The underlying economic principles for many industries Jan. 12 2007
By Gabriel Natividad - Published on
Format: Paperback
Dozens of books on entertainment industries come out every year, but only few survive the test of time. This is one of them, and not precisely for the encyclopedic amount of information and references it presents (you can actually get many more references by sending an email to the author), or for its practical value --which in my opinion is high. The value of this book boils down to its elegant treatment of the economic logic behind seemingly unrelated businesses like moviemaking or ballet. The chapter on contracts for creative products is truly illuminating.

The author provides upfront the seven basic economic principles that affect all creative industries:

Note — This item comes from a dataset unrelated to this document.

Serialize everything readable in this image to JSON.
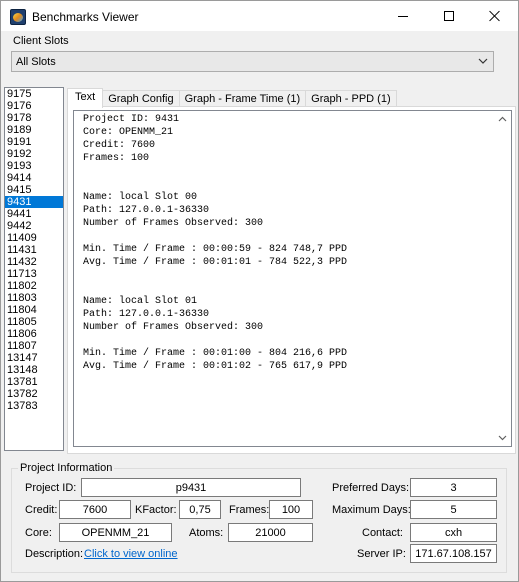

1. Demand is uncertain

2. Creative workers care about their product

3. Some creative products require diverse skills

4. Differentiated products.

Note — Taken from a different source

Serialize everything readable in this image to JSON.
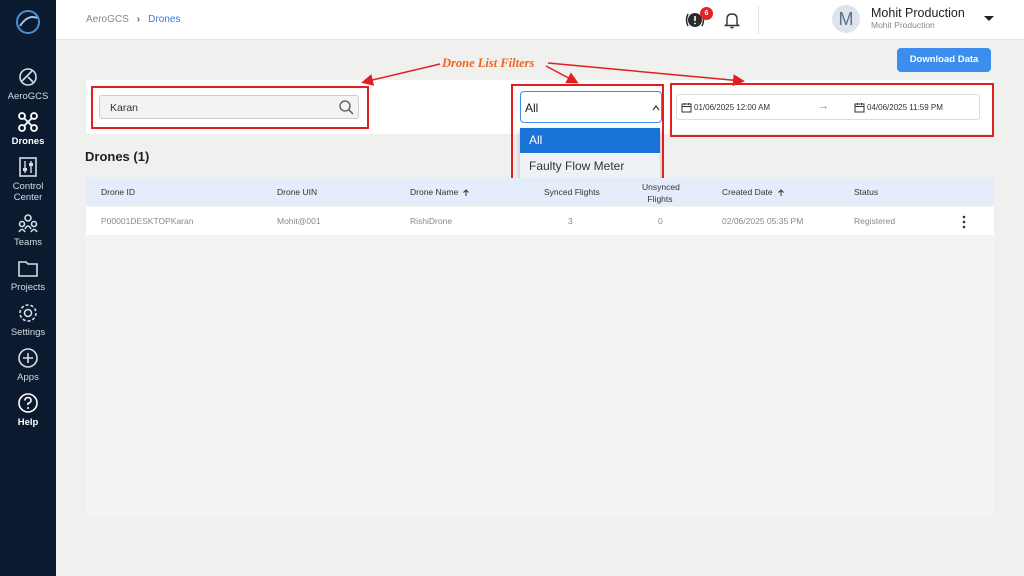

5, 6, 7: read them yourself.

While everybody in the entertainment world might have their own list, this one is written and carefully developed by Richard Caves.

The format might be intimidating to some (e.g., no pictures, no tables, no flashy stuff), so don't buy it if you are not willing to invest a little time and brains to profit from the author's reasoning.
5 of 10 people found the following review helpful
Okay for a look-see, but maybe not a great buy, per se. Jan. 3 2007
By B. Thompson - Published on
Format: Paperback Verified Purchase
Upon the suggestion of a very famous academic I purchased this text. This book is written by a famous Harvard economist, and I now know how much these highly esteemed professors can get away with. If you are looking for middle of the road quotes and want a new source for them, this book will easily do the trick. If you are seeking out a illuminating cover to cover text dealing with either Creative Industries or flat out Economics this book may leave you flat.

In all honesty, I did not complete this text and there is a strong likelihood that I never will. This is not to say it is without merits entirely (please note that I did give it 3 stars). It is just that the book very long and lacks an intimate feel of solidarity with either the artistic side or the commerce dealers. It covers a lot of ground, and I do believe that my wallet would have been better served if I had just spent an afternoon at the local University library thumbing the text and xeroxing what I deemed relevant.